WHAT TO PRODUCE: Please report the number of lines in the entries below that contain "name", with nothing added.

EXTRACTED DATA below:

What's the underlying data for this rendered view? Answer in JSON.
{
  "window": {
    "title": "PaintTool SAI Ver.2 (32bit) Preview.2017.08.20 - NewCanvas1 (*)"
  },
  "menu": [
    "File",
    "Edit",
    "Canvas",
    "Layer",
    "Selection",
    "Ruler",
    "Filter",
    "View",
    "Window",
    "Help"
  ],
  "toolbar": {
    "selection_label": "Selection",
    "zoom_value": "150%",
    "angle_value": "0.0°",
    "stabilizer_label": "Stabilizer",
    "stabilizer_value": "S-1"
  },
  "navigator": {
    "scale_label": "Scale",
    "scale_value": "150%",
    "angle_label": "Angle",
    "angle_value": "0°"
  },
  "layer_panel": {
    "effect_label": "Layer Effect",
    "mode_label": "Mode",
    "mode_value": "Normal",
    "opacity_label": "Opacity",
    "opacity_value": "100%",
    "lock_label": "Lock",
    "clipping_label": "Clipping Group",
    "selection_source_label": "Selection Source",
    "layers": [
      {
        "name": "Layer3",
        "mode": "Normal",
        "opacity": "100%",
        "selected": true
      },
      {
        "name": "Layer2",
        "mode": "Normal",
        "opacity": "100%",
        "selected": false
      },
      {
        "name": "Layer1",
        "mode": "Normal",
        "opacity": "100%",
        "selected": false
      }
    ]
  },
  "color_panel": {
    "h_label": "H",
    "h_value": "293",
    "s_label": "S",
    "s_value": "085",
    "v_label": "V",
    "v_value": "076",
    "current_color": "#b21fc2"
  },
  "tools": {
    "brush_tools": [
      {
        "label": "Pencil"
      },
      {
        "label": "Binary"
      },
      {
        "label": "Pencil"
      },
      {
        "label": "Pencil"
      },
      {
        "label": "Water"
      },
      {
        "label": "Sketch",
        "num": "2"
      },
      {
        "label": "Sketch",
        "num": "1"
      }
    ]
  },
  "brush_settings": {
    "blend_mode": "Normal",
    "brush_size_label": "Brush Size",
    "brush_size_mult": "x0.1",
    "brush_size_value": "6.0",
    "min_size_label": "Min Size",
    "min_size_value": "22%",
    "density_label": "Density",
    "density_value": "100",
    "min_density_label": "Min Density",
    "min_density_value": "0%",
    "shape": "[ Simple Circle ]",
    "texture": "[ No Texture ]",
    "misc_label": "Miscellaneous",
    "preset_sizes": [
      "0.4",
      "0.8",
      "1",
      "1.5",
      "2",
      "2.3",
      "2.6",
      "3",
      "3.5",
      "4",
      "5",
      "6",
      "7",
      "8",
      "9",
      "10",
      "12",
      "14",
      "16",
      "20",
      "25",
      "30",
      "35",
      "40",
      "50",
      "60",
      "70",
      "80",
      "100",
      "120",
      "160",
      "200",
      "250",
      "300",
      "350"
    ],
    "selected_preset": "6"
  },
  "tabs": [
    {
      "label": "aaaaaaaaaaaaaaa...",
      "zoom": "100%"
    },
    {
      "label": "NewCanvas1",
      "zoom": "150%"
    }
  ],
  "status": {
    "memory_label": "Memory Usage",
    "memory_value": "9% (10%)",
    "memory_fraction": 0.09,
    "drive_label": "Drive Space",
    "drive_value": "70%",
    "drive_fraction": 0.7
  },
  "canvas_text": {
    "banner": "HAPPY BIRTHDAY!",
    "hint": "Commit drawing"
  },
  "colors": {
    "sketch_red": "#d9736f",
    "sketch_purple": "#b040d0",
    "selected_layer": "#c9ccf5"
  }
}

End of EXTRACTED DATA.

EXERCISE RESULT: 3